Skip to Content
chevron-left chevron-right chevron-up chevron-right chevron-left arrow-back star phone quote checkbox-checked search wrench info shield play connection mobile coin-dollar spoon-knife ticket pushpin location gift fire feed bubbles home heart calendar price-tag credit-card clock envelop facebook instagram twitter youtube pinterest yelp google reddit linkedin envelope bbb pinterest homeadvisor angies

Family in the kitchen

You may have heard a lot about antioxidants in conjunction with good health and avoiding diseases. These powerful substances, which mostly come from the fresh fruits and vegetables we eat, prohibit (and in some cases even prevent), the oxidation (see below) of other molecules in the body creating free-radicals. The benefits of antioxidants are very important to good health because if free-radicals are left unchallenged, they can cause a wide range of illnesses and chronic diseases. What does this really mean?

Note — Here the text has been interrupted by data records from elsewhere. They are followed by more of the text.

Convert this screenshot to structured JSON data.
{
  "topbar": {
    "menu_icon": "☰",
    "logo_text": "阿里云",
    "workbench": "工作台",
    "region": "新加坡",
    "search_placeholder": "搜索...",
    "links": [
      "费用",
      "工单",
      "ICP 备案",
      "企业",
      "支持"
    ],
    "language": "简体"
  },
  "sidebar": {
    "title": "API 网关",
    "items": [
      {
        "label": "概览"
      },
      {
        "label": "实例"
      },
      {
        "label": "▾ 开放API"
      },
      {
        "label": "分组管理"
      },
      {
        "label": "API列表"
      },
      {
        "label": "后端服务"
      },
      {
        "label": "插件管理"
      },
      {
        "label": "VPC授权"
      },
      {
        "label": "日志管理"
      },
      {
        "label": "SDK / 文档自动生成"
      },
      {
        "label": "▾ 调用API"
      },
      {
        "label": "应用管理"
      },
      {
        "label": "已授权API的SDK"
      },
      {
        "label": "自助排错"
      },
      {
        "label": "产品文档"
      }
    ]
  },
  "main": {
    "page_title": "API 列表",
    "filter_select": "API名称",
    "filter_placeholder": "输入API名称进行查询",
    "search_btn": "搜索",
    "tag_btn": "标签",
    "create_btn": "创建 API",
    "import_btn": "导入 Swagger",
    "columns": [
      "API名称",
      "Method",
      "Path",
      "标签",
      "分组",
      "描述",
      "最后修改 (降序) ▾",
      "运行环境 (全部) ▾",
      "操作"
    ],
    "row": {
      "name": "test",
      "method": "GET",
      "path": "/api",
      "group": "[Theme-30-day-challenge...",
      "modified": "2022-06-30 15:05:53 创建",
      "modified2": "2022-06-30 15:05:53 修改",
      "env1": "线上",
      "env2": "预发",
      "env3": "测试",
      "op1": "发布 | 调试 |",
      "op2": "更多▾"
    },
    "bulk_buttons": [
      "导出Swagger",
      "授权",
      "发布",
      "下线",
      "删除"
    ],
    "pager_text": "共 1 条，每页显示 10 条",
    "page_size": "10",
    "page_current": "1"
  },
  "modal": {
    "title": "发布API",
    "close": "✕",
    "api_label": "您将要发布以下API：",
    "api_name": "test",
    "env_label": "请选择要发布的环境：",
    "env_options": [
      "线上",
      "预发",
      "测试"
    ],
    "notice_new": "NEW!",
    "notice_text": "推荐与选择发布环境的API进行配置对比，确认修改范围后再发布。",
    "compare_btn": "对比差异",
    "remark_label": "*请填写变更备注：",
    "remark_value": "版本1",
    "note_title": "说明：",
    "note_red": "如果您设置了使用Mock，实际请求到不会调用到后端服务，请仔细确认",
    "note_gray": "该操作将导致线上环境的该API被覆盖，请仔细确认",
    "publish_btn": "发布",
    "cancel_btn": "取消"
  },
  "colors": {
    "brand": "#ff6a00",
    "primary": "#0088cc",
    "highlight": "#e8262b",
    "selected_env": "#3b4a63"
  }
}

Oxidation/Oxidative Stress & Free Radicals

The two terms heard when discussing antioxidants are oxidation/oxidative stress and free radicals. What do they mean? When molecules in the body oxidize, they can create bad cellular byproducts called free-radicals. It is very normal to have these free-radicals in the body, but in excess, they can wreak havoc on our cellular structures. If our cells are weak, it is natural that our organs, tissues, and skin of the body will likewise become weakened. Oxidative stress is the total burden placed on the body and its organs by the constant production of free-radicals in the normal course of metabolism plus whatever other toxic substances the environment exposes us to such as natural and artificial radiation, pollutants and toxins in the air, certain medications, bad foods, tobacco smoke, etc.

So what are free-radicals? In layman’s terms, free-radicals are bullies that start pushing everybody around and encourage nice cells to become bullies as well. Free-radicals create a destructive process in our cells, causing the molecules within the cells to become unstable. They may even be a big player in the formation of cancerous cells by a “chain-reaction” effect, causing other cells to become damaged. Because of the inherent instability of free-radicals, they try to attack other healthy cells to get stable themselves. This can essentially result in an imbalance between the production of free-radicals and the ability of the body to counteract or detoxify their harmful effects through neutralization by antioxidants. In order to maintain the balance, a continual supply of external sources of antioxidants is necessary in order to obtain the maximum benefits. Once an antioxidant finds its way into the body, mostly through the foods we eat, it slows down or even prevents, the oxidation of other molecules.

How to Get More Anti-Oxidants

The simplest and most effective way to expose yourself to more antioxidants is through your diet. By incorporating at least five servings of fruit and vegetables a day into your diet, you may be helping your body reduce its chances of heart disease, neurological diseases, cancer, and lowered immunity. Increasing one’s antioxidant intake is essential for optimum health, especially in today’s polluted world. Because most of us do not eat enough servings per day of organic fruits and vegetables, the only other option is to take a good antioxidant supplement. Some common ones that you may have heard of are beta-carotene (carrots) for eye problems, lycopene (tomatoes) for prostate problems, astaxanthin (salmon) for the immune system, etc. These are more disease or organ-specific antioxidant supplements.

At Calla Slimspa in Orlando, our weight loss patients supplement their diet with Green Tea Capsules to help them get their daily dose of antioxidants. Green Tea capsules provide you with potent general antioxidant activity, are well tolerated, and should be added when you are not able to get inadequate servings of fruits and vegetables in your diet. Remember, a good case can be made for the notion that health depends on a balance between oxidative stress and antioxidant defenses.